▸ **Work order**
An exact reproduction of the entries is needed. Keep all pictures out of it.

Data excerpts
_ _ _ _ _
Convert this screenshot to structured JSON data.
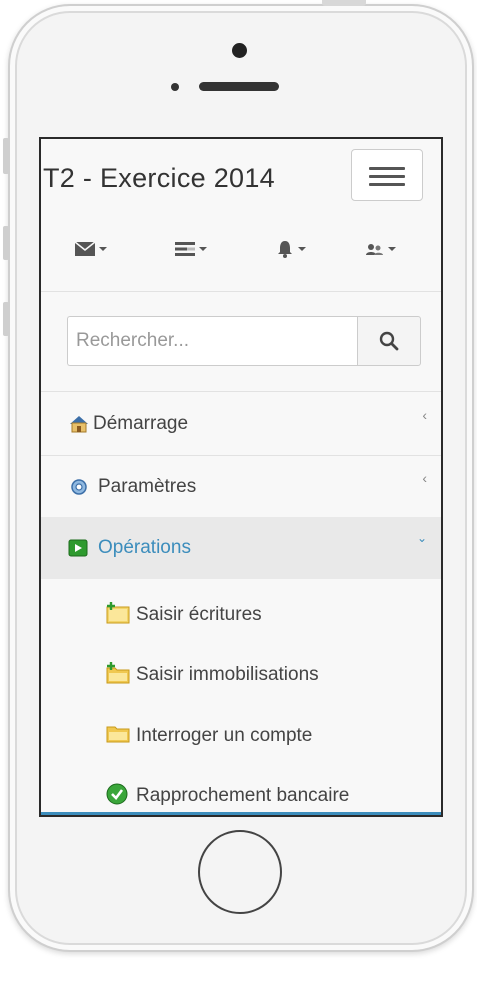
{
  "app": {
    "title": "T2 - Exercice 2014"
  },
  "search": {
    "placeholder": "Rechercher..."
  },
  "iconbar": [
    {
      "icon": "envelope-icon"
    },
    {
      "icon": "tasks-icon"
    },
    {
      "icon": "bell-icon"
    },
    {
      "icon": "users-icon"
    }
  ],
  "menu": {
    "items": [
      {
        "label": "Démarrage",
        "icon": "home-icon",
        "expanded": false
      },
      {
        "label": "Paramètres",
        "icon": "settings-icon",
        "expanded": false
      },
      {
        "label": "Opérations",
        "icon": "operations-icon",
        "expanded": true
      }
    ],
    "subitems": [
      {
        "label": "Saisir écritures",
        "icon": "new-folder-icon"
      },
      {
        "label": "Saisir immobilisations",
        "icon": "add-folder-icon"
      },
      {
        "label": "Interroger un compte",
        "icon": "folder-icon"
      },
      {
        "label": "Rapprochement bancaire",
        "icon": "check-circle-icon"
      }
    ]
  },
  "colors": {
    "accent": "#3c8dbc",
    "text": "#444444"
  }
}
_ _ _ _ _
▸ **Reply**
Convert this screenshot to structured JSON data.
{
  "app": {
    "title": "T2 - Exercice 2014"
  },
  "search": {
    "placeholder": "Rechercher..."
  },
  "iconbar": [
    {
      "icon": "envelope-icon"
    },
    {
      "icon": "tasks-icon"
    },
    {
      "icon": "bell-icon"
    },
    {
      "icon": "users-icon"
    }
  ],
  "menu": {
    "items": [
      {
        "label": "Démarrage",
        "icon": "home-icon",
        "expanded": false
      },
      {
        "label": "Paramètres",
        "icon": "settings-icon",
        "expanded": false
      },
      {
        "label": "Opérations",
        "icon": "operations-icon",
        "expanded": true
      }
    ],
    "subitems": [
      {
        "label": "Saisir écritures",
        "icon": "new-folder-icon"
      },
      {
        "label": "Saisir immobilisations",
        "icon": "add-folder-icon"
      },
      {
        "label": "Interroger un compte",
        "icon": "folder-icon"
      },
      {
        "label": "Rapprochement bancaire",
        "icon": "check-circle-icon"
      }
    ]
  },
  "colors": {
    "accent": "#3c8dbc",
    "text": "#444444"
  }
}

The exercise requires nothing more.